**Records shown**
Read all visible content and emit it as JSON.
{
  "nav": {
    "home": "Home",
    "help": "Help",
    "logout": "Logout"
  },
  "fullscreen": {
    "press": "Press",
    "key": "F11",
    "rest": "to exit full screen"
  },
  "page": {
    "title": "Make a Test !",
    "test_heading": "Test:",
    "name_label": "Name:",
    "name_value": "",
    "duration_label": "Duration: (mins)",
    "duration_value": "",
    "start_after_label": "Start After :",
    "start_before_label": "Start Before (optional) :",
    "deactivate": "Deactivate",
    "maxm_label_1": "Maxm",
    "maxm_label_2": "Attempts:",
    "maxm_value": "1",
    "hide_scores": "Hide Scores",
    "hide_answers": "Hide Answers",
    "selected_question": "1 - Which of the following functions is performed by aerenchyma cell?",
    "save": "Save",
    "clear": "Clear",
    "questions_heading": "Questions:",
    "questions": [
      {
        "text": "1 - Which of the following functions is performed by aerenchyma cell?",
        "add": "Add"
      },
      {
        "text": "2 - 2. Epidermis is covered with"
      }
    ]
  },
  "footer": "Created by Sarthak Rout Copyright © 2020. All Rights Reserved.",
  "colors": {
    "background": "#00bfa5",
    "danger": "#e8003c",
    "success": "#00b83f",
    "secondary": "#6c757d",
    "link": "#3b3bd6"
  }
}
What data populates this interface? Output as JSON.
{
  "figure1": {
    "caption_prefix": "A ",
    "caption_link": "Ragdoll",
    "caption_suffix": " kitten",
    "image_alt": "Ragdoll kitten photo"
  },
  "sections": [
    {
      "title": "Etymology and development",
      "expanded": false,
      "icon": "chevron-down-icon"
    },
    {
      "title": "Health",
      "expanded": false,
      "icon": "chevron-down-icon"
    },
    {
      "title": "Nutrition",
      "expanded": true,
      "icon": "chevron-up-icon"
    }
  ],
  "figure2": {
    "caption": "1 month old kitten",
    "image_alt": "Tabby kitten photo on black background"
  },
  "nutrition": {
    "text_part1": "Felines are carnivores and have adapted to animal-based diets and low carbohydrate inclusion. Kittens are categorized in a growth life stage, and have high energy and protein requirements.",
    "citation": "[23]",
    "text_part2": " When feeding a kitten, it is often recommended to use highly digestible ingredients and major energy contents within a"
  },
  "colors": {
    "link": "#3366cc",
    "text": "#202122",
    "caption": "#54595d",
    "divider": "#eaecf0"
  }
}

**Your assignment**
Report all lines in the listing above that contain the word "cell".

**Exercise response**
    "selected_question": "1 - Which of the following functions is performed by aerenchyma cell?",
        "text": "1 - Which of the following functions is performed by aerenchyma cell?",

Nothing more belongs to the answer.